  16. Figure out how to change my passwords regularly, maybe. (Not started.) I might want to make a list of all my important passwords and change them quarterly everywhere, as a sort of cyber-hygiene. Why don’t we make a practice of this? Because it’s a pain in the ass and most people don’t know how to use password management software, that’s why. Besides, security experts actually discourage regular password changing, but that’s mainly because most people are bad at making and tracking secure passwords. Well, if you use password managers, that part isn’t so hard. But it’s also because we really don’t have a realistic plan to do it; maybe the main thing to do is to regularly change a few important passwords every so often, not all of them. I’ll figure that out.
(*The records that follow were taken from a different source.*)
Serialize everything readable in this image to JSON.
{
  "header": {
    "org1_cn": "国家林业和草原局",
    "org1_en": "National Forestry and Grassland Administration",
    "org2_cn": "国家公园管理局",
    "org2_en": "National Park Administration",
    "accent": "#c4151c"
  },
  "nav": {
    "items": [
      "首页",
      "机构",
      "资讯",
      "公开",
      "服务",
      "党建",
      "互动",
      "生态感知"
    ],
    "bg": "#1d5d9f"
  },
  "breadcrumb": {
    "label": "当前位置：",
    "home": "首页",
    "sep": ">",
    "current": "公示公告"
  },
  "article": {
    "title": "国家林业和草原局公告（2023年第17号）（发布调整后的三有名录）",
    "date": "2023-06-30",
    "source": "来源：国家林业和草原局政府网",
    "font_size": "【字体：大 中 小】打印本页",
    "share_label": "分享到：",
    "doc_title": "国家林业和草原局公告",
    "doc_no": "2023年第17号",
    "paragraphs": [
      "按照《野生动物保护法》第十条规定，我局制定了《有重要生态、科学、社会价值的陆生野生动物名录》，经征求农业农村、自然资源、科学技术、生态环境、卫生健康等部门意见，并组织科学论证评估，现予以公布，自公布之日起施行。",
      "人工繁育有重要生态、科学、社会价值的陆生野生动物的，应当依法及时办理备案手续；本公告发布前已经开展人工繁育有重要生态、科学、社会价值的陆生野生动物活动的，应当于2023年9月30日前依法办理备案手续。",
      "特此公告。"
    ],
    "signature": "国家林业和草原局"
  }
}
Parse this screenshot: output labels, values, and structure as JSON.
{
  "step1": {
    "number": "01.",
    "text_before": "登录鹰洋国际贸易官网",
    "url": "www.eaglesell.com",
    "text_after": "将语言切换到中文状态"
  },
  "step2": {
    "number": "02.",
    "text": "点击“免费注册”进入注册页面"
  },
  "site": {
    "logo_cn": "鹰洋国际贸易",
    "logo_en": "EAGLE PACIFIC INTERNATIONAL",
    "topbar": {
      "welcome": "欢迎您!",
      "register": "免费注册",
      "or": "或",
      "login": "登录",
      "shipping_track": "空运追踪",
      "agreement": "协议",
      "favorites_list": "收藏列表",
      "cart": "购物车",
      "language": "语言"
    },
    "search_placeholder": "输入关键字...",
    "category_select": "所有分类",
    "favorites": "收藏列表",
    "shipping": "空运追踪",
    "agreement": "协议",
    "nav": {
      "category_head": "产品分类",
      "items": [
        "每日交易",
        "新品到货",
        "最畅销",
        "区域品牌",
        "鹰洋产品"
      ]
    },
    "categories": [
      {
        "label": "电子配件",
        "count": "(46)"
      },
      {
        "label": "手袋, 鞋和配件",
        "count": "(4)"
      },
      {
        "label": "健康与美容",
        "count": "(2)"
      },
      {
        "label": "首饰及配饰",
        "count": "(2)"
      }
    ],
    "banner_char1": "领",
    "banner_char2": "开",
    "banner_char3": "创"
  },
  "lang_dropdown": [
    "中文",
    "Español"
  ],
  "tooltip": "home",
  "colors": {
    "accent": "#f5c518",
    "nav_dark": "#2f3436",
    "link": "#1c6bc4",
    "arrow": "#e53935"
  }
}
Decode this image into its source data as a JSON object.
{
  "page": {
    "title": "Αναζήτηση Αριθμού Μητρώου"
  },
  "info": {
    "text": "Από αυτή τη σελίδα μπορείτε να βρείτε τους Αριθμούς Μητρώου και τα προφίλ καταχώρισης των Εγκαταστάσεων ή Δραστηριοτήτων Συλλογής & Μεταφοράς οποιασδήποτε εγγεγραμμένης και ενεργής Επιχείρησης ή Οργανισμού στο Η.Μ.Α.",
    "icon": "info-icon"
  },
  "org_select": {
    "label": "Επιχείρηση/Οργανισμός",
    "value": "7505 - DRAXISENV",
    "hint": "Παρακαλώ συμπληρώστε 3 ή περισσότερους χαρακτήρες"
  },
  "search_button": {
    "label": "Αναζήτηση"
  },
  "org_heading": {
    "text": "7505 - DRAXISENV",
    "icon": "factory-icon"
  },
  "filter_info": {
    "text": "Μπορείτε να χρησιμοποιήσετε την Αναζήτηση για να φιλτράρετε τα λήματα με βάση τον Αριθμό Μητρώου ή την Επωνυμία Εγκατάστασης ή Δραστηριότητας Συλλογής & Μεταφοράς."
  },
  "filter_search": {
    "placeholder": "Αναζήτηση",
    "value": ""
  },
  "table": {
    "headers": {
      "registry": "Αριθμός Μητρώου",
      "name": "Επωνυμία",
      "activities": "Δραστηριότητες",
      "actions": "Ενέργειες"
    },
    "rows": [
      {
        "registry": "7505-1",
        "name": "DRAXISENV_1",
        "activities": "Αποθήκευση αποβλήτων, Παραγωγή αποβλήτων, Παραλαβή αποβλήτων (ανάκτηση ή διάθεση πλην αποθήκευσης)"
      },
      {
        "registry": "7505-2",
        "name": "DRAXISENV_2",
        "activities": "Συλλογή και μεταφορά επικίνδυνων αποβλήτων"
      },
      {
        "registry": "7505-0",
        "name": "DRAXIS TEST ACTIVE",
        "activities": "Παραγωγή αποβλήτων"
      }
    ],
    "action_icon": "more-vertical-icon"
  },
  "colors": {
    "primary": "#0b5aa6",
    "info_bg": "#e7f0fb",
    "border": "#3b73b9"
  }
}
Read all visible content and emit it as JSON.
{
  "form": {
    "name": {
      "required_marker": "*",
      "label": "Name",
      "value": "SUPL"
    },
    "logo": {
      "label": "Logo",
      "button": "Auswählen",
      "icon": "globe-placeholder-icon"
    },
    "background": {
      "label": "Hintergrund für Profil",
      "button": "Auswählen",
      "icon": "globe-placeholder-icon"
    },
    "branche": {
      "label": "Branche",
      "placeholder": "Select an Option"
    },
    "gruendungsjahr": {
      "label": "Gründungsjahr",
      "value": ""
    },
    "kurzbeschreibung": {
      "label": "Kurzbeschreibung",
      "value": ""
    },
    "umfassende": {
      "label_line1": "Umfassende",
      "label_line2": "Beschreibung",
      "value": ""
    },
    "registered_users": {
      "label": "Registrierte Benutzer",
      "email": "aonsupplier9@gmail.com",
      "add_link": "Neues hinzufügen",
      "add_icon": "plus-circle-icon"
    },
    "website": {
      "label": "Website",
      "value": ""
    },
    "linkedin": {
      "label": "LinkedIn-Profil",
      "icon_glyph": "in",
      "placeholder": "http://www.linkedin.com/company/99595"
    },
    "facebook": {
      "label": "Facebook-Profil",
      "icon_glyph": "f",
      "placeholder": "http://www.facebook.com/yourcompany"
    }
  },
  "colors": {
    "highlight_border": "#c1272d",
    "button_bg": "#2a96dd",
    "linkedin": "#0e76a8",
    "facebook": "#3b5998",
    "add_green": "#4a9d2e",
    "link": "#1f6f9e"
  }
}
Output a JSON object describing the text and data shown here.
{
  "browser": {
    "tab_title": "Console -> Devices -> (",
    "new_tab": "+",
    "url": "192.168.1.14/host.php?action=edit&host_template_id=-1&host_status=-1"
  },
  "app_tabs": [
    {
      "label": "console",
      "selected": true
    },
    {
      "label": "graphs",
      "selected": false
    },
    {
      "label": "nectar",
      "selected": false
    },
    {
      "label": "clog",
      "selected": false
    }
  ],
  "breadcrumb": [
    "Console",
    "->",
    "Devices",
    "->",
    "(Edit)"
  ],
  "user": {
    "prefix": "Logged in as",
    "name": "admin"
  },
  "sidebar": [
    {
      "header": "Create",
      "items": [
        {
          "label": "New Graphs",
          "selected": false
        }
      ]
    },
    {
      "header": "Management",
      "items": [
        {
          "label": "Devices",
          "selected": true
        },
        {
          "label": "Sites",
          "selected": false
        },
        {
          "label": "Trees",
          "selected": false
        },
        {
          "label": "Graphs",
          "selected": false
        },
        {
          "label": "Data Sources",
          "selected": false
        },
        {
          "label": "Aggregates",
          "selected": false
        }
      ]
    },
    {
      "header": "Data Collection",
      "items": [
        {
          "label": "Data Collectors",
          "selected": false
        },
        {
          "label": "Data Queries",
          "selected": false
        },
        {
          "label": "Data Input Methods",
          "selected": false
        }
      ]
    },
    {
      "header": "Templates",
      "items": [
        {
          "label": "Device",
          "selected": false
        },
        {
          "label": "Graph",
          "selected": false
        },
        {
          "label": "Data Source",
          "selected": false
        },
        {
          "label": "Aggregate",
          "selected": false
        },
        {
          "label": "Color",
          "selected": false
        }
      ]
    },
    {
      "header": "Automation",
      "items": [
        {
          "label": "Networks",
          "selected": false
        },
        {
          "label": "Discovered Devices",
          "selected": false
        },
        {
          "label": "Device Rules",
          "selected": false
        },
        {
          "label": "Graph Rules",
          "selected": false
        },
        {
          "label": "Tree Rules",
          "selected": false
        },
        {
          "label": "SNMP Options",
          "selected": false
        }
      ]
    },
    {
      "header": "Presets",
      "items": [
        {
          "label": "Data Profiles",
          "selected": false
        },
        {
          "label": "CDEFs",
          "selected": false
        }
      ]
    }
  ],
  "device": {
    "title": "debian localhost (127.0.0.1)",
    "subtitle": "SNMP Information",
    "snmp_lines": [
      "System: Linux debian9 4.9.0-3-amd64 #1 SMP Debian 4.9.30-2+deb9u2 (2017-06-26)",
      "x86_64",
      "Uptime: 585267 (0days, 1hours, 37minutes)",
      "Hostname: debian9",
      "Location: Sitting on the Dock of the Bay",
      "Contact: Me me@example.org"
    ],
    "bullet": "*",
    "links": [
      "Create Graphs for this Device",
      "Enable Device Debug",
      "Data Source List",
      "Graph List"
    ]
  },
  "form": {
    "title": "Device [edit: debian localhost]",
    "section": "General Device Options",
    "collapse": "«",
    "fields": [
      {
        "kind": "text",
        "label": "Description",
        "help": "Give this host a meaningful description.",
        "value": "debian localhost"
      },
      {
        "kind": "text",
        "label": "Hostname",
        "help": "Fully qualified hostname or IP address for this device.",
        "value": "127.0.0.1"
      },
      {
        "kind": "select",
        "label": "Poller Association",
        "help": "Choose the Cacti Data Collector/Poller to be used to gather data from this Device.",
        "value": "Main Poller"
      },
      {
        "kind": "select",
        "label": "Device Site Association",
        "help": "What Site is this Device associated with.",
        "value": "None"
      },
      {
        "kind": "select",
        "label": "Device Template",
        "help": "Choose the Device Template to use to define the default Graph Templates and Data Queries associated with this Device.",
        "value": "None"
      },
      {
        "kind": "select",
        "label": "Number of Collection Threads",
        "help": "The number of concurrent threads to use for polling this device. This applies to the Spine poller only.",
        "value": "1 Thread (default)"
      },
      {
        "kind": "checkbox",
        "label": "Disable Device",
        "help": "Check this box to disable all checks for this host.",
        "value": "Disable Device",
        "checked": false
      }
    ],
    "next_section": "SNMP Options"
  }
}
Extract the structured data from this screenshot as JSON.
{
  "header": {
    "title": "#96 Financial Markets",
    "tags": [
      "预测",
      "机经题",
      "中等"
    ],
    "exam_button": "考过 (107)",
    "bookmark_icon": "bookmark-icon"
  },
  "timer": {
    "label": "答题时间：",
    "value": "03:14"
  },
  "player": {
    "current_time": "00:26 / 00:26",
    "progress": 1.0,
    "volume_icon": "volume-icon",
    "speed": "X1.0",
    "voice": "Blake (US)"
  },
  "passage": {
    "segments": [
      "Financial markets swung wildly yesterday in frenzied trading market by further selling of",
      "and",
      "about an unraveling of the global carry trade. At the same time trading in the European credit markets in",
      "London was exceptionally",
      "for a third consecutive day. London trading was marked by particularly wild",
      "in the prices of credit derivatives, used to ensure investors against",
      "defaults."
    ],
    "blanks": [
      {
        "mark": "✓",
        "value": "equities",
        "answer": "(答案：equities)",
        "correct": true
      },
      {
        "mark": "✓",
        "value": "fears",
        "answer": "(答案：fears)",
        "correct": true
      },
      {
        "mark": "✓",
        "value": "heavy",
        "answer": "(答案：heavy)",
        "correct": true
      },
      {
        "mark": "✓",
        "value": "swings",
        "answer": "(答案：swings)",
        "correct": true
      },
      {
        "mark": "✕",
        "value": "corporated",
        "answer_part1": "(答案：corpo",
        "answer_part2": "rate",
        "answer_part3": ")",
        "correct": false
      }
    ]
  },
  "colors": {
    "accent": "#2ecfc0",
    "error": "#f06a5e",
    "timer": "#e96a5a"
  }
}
  17. Consider using PGP, the old encryption protocol (or an updated version, like GNU Privacy Guard) with work colleagues and family who are into it. (Not started.) Think about this: when your email makes the transit from your device to its recipient’s device, it passes through quite a few other machines. Hackers have ways of viewing your mail at different points on its journey. Theoretically, they could even change it, and you (and its recipient) would be none the wiser. Now, don’t freak out, and don’t get me wrong; I’m not saying email (assuming the servers in between you and your recipients use the standard TLS, or Transport Layer Security, protocol) isn’t perfectly useful for everyday purposes. But if you’re doing anything reallyimportant and sensitive, either don’t use email or use a higher encryption standard, because basic email is insecure. Now, I’m aware that some think PGP is outmoded or too complex (that’s why I never got into it, to be honest), but the general idea of encrypting your email more strongly isn’t going out of style, and improvements on the PGP protocol are still actively maintained. Still, when information security might matter quite a bit, then it might be easier to do what I’m doing now with my boys: using a chat tool with end-to-end encryption built in.
  18. Moar privacy thangs. Look into various other things one can do to lock down privacy. Consider the new Purism Librem 5 phone. Look into a physical security key for laptop and desktop. Encrypt my hard drives. Encrypt the drives on the NAS. Etc., etc.

What have I left out?

Are you going to join me in this push toward greater privacy and autonomy? Let me know—or, of course, you can keep it to yourself.